Travelling In Style
Any city hopper worth his bath salts will tell you: it’s the items you bring to a hotel room that’ll make it a home away from home
An empty hotel room is a blank canvas. Pillows plumped, hangers unburdened and drawers empty, it lies incomplete, waiting for that missing ingredient – a guest to make it his own. The Wythe Hotel sits on the Williamsburg waterfront in Brooklyn, New York in an old factory building that was constructed in 1901. As far as blank canvasses go, it’s a good one, with 70 bright, tastefully decorated rooms that welcome the influence of their temporary inhabitants.
In our photo story, “Home From Home”, MR PORTER took a cab over the Williamsburg Bridge with a couple of suitcases – Tumi and Globe-Trotter – packed with what we consider to be the bare necessities for a comfortable hotel stay. Clothes that can handle the rigour of travel are there, of course, as are a selection of toiletries and stationery. But we also included a few personal touches – accessories, books, and other bits and pieces – to help the jet-setters among us feel at home.
Any seasoned hotel guest understands the importance of a few homely details. Ms Coco Chanel, who spent decades at the Ritz in Paris, went to some lengths to personalise her suite, bringing in her own furniture, keeping fresh flowers, and installing one of her favourite coromandel-wood folding screens. “Just the basics are enough, when tasteful, to make even the most banal room personal,” a 1937 edition of Vogue reported on Ms Chanel’s stay. The rooms at The Wythe are far from banal – but even the most elegantly designed room will never feel quite like your own.
It’s the small things that make the biggest difference: the scent of the hand soap, the fit of the slippers, or even the tone of the alarm clock. Waking up in a bed that’s not yours is alienating enough; being jolted out of sleep by a foreign buzzing sound only makes it worse. Men are creatures of habit, and anyone who travels regularly should look to these little details for a dose of familiarity and a much-needed link to home.
In MR PORTER’s case, we never leave home without packing a “London” candle from Tom Dixon’s Eclectic range, infused with the scent of crocuses, nettles and red housebricks. We usually stop short of packing a coromandel-wood folding screen, but there is a favourite oversized cashmere throw from Armand Diradourian that, despite its bulk, always seems to make the cut.
Hotels provide stationery, often of a good quality, but there’s nothing quite like the familiar scratch of the nib of a well-used fountain pen. Similarly, hotel robes and dressing gowns can never quite match up to the comfort of a pair of ready-packed pyjamas.

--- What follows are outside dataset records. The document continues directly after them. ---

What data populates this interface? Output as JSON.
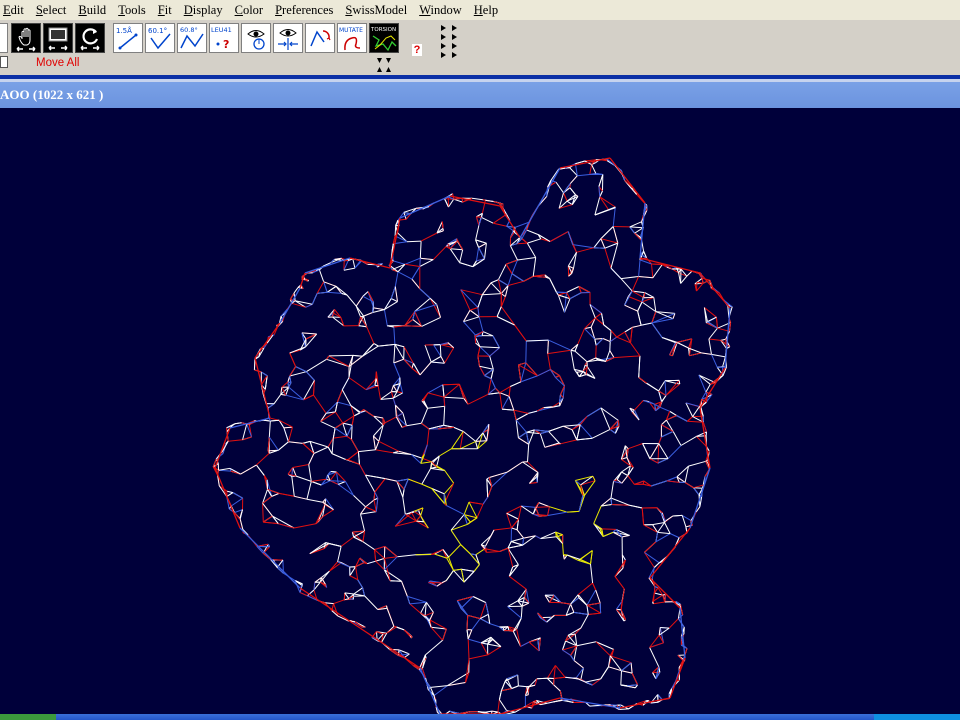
{
  "menu": [
    {
      "label": "Edit",
      "key": "E",
      "rest": "dit"
    },
    {
      "label": "Select",
      "key": "S",
      "rest": "elect"
    },
    {
      "label": "Build",
      "key": "B",
      "rest": "uild"
    },
    {
      "label": "Tools",
      "key": "T",
      "rest": "ools"
    },
    {
      "label": "Fit",
      "key": "F",
      "rest": "it"
    },
    {
      "label": "Display",
      "key": "D",
      "rest": "isplay"
    },
    {
      "label": "Color",
      "key": "C",
      "rest": "olor"
    },
    {
      "label": "Preferences",
      "key": "P",
      "rest": "references"
    },
    {
      "label": "SwissModel",
      "key": "S",
      "rest": "wissModel"
    },
    {
      "label": "Window",
      "key": "W",
      "rest": "indow"
    },
    {
      "label": "Help",
      "key": "H",
      "rest": "elp"
    }
  ],
  "toolbar": {
    "mode_label": "Move All",
    "tools": {
      "distance": "1.5Å",
      "angle": "60.1°",
      "dihedral": "60.8°",
      "label_residue": "LEU41",
      "mutate": "MUTATE",
      "torsion": "TORSION",
      "help": "?"
    }
  },
  "window": {
    "title": "AOO   (1022 x 621 )"
  },
  "colors": {
    "viewport_bg": "#00003a",
    "mesh_white": "#ffffff",
    "mesh_red": "#e01010",
    "mesh_blue": "#3a5ee0",
    "mesh_yellow": "#e8e800",
    "titlebar": "#7aa1e6"
  }
}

And of course, nothing sums up the alienating hotel experience better than the sight of a selection of miniature toiletries, so we prefer to bring a small wash bag packed with a selection of our own, which includes a shaving kit from D R Harris, complete with badger bristle shaving brush, and a grooming kit from Czech & Speake.

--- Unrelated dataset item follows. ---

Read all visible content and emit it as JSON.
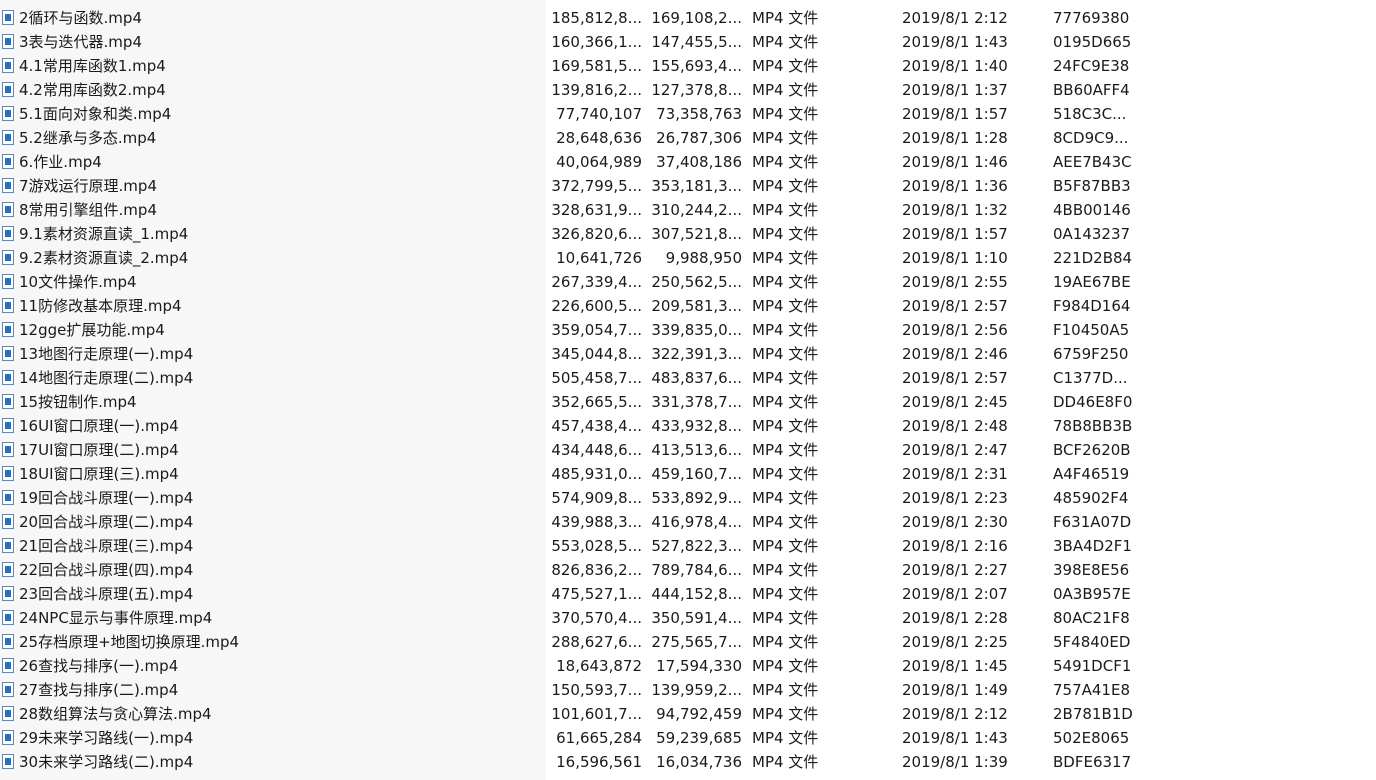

Any further personal touches – whether it’s a framed photograph, a favourite coffee mug, or, indeed, a coromandel-wood folding screen – can and should be added at your discretion. While not as vital as a toothbrush and a fresh change of clothes, they’re important in their own way. These are the kind of things that make a home from home, and turn the drudgery of regular travel into something to be savoured and enjoyed.